|National Grid Plans New Transmission Line Through Seven Towns|
|By Andy McKeever, iBerkshires Staff|
03:36AM / Tuesday, July 25, 2017
|Peter Kavanaugh, from National Grid, told the Lanesborough Board of Selectmen about the project on Monday.|
LANESBOROUGH, Mass. — National Grid is looking to run another power line, mostly along the existing rights of way where lines exist already, through seven local towns.
Peter Kavanaugh, from National Grid, said the plan is to run a 600-megawatt line through Nassau and Stephentown, N.Y., cross the border into Hancock, Lanesborough, Cheshire, Dalton, and end at an existing substation in Hinsdale. The path is nearly identical to the one proposed by Kinder Morgan's Northeast Energy Direct Project, which would have been a natural gas pipeline if it hadn't been shelved.
"The primary source will be wind in upstate New York. That may be supplemented by a small amount of hydro also in New York. The wind will be a combination of projects that already exist as well as future projects," said Kavanaugh.
The Northeast Renewable Link Transmission project is still a ways out with construction not expected until 2020. Kavanaugh told the Board of Selectmen about it on Monday, days before the project is to be included in the state's clean energy request for proposals.

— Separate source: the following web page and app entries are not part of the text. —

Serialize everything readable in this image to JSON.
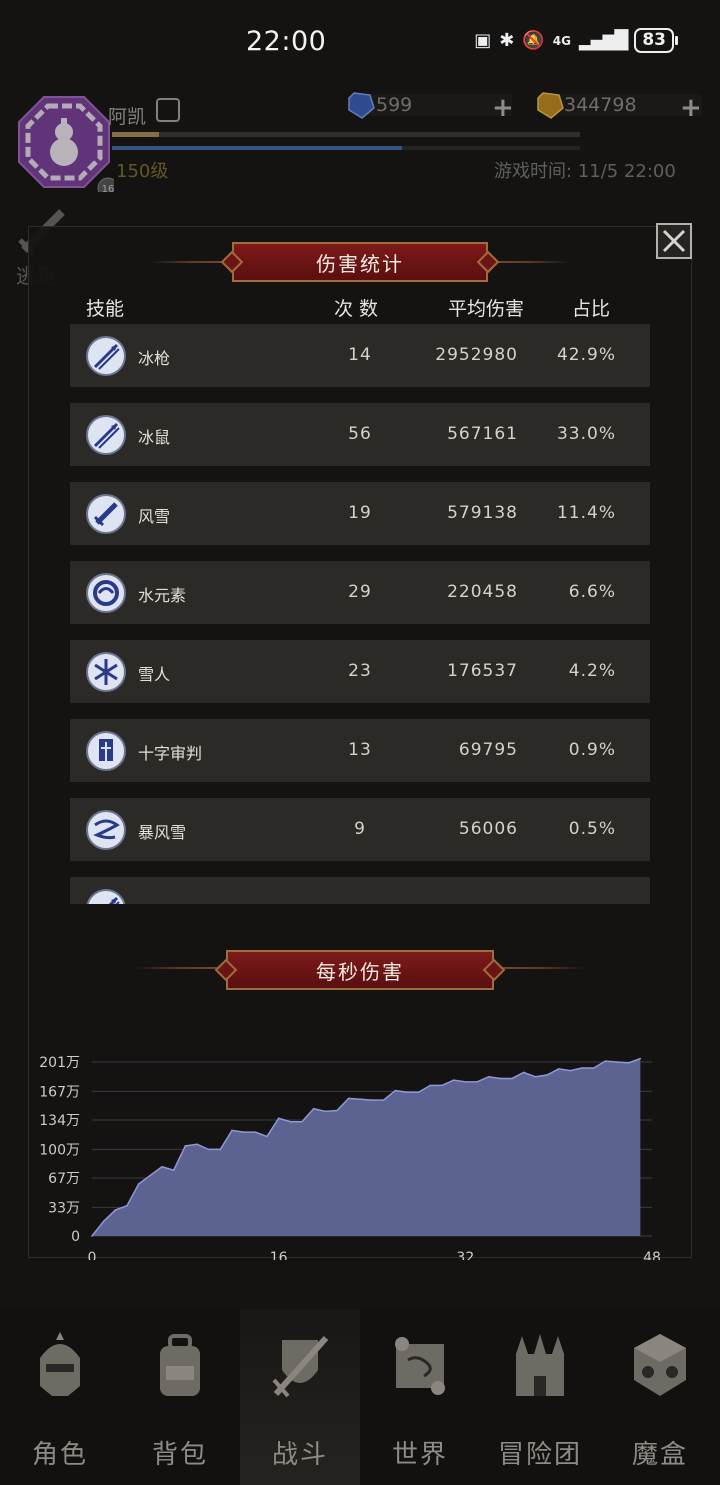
{
  "status_bar": {
    "time": "22:00",
    "battery": "83",
    "network": "4G"
  },
  "player": {
    "name": "阿凯",
    "level": "150级",
    "badge": "16",
    "exp_fraction": 0.1,
    "mp_fraction": 0.62,
    "blue_currency": "599",
    "gold_currency": "344798",
    "game_time": "游戏时间: 11/5 22:00",
    "retreat_label": "逃跑"
  },
  "damage_stats": {
    "title": "伤害统计",
    "headers": {
      "skill": "技能",
      "count": "次 数",
      "avg": "平均伤害",
      "ratio": "占比"
    },
    "rows": [
      {
        "name": "冰枪",
        "count": "14",
        "avg": "2952980",
        "ratio": "42.9%",
        "icon": "ice-spear-icon"
      },
      {
        "name": "冰鼠",
        "count": "56",
        "avg": "567161",
        "ratio": "33.0%",
        "icon": "ice-rat-icon"
      },
      {
        "name": "风雪",
        "count": "19",
        "avg": "579138",
        "ratio": "11.4%",
        "icon": "blizzard-sword-icon"
      },
      {
        "name": "水元素",
        "count": "29",
        "avg": "220458",
        "ratio": "6.6%",
        "icon": "water-elemental-icon"
      },
      {
        "name": "雪人",
        "count": "23",
        "avg": "176537",
        "ratio": "4.2%",
        "icon": "snowflake-icon"
      },
      {
        "name": "十字审判",
        "count": "13",
        "avg": "69795",
        "ratio": "0.9%",
        "icon": "cross-judgment-icon"
      },
      {
        "name": "暴风雪",
        "count": "9",
        "avg": "56006",
        "ratio": "0.5%",
        "icon": "storm-icon"
      },
      {
        "name": "",
        "count": "",
        "avg": "",
        "ratio": "",
        "icon": "ice-spear-icon"
      }
    ]
  },
  "dps": {
    "title": "每秒伤害"
  },
  "chart_data": {
    "type": "area",
    "title": "每秒伤害",
    "xlabel": "",
    "ylabel": "",
    "x_ticks": [
      "0",
      "16",
      "32",
      "48"
    ],
    "y_ticks": [
      "0",
      "33万",
      "67万",
      "100万",
      "134万",
      "167万",
      "201万"
    ],
    "xlim": [
      0,
      48
    ],
    "ylim": [
      0,
      201
    ],
    "y_unit": "万",
    "x": [
      0,
      1,
      2,
      3,
      4,
      5,
      6,
      7,
      8,
      9,
      10,
      11,
      12,
      13,
      14,
      15,
      16,
      17,
      18,
      19,
      20,
      21,
      22,
      23,
      24,
      25,
      26,
      27,
      28,
      29,
      30,
      31,
      32,
      33,
      34,
      35,
      36,
      37,
      38,
      39,
      40,
      41,
      42,
      43,
      44,
      45,
      46,
      47
    ],
    "values": [
      0,
      17,
      30,
      35,
      60,
      70,
      80,
      76,
      104,
      106,
      100,
      100,
      122,
      120,
      120,
      115,
      136,
      132,
      132,
      147,
      144,
      145,
      159,
      158,
      157,
      157,
      168,
      166,
      166,
      174,
      174,
      180,
      178,
      178,
      184,
      182,
      182,
      189,
      184,
      186,
      193,
      191,
      194,
      194,
      202,
      201,
      200,
      205
    ],
    "colors": {
      "fill": "#5d6391",
      "stroke": "#8f97d6",
      "grid": "#3a3a46"
    }
  },
  "nav": {
    "items": [
      {
        "label": "角色",
        "icon": "helmet-icon",
        "active": false
      },
      {
        "label": "背包",
        "icon": "backpack-icon",
        "active": false
      },
      {
        "label": "战斗",
        "icon": "sword-shield-icon",
        "active": true
      },
      {
        "label": "世界",
        "icon": "world-map-icon",
        "active": false
      },
      {
        "label": "冒险团",
        "icon": "castle-icon",
        "active": false
      },
      {
        "label": "魔盒",
        "icon": "magic-box-icon",
        "active": false
      }
    ]
  }
}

"More than of the 23-mile line will be located within the existing transmission corridor. That would count Nassau, Stephentown, all of Hancock and about two-thirds in Lanesborough. The last third in Lanesborough and pretty much in Cheshire, Dalton, and Hinsdale is likely to require some expansion," Kavanaugh said.
"This is not something where we are a couple months away from breaking ground. We are still six months from even starting the permitting process."
The project is one of two being proposed. The Granite State Power Link project is in the eastern part of the state and looks to bring in power from Canada. The Berkshire connection will bring renewable power from upstate New York.
"Neither project is dependent on each other, but it will be bid as a package," Kavanaugh said.
A National Grid subsidiary is partnering with the nonprofit Citizens Energy Corp. for the project. It is not known how much it will cost and Kavanaugh said those estimates aren't yet known as engineering and design are still very early on. But, he said assessors are in the process of trying to determine what type of tax revenue to provide the town.
"We have gone to [towns during other projects] and provided a baseline revenue estimate for the new line and the new structure that looks out for a four-year timeline. What we have pledged to do is to provide that as a baseline that we are willing to guarantee regardless of what happens with construction," Kavanaugh said.
"We will not come back to you in 2023 and say, by the way, we thought it would cost X amount to install Lanesborough but it actually cost Y, so we are going to bump those revenue projections back 30 percent and you have to deal with it."
The new lines are expected to run on one side or the other of the existing power lines and will be designed with the same type of structures. The line will follow that through most of Lanesborough with some expansion. Kavanaugh said the next step is to talk to the abuttors of the properties as well as starting conversations with landowners in the expansion areas.
"I know all of the issues that have been here in the last few years with the pipelines and everything else. I do want to stress that this is all voluntary and these conversations are just starting," he said.
The Pittsfield Sportsmen's Club owns land on both sides of the existing lines and was asked to provide access to National Grid for surveying.
"We did get a letter saying that you guys want to do some surveying. We don't want anybody up there doing surveying without knowing. We don't want any trees cut. We want to protect as much as we can," President Travis Delratez said.
Kavanaugh told the sportsmen's club officials that he can provide a map of what the company is looking at right now. The project is a ways off and the conversations are just starting. Kavanaugh said there are plans to go through a public engagement process as well as connecting with town officials and landowners.
"At this point, we haven't filed the project, we have not moved forward with public permitting so nothing has been mandated. This is a good faith effort to make sure we are getting out there and providing information," Kavanaugh said.
Permitting for the project would start in late 2019 or early 2020 and construction would start in 2020. Over 14 months of construction, Kavanaugh estimates some 450 jobs will be created on the Massachusetts side and he's working with local labor unions to secure those workers.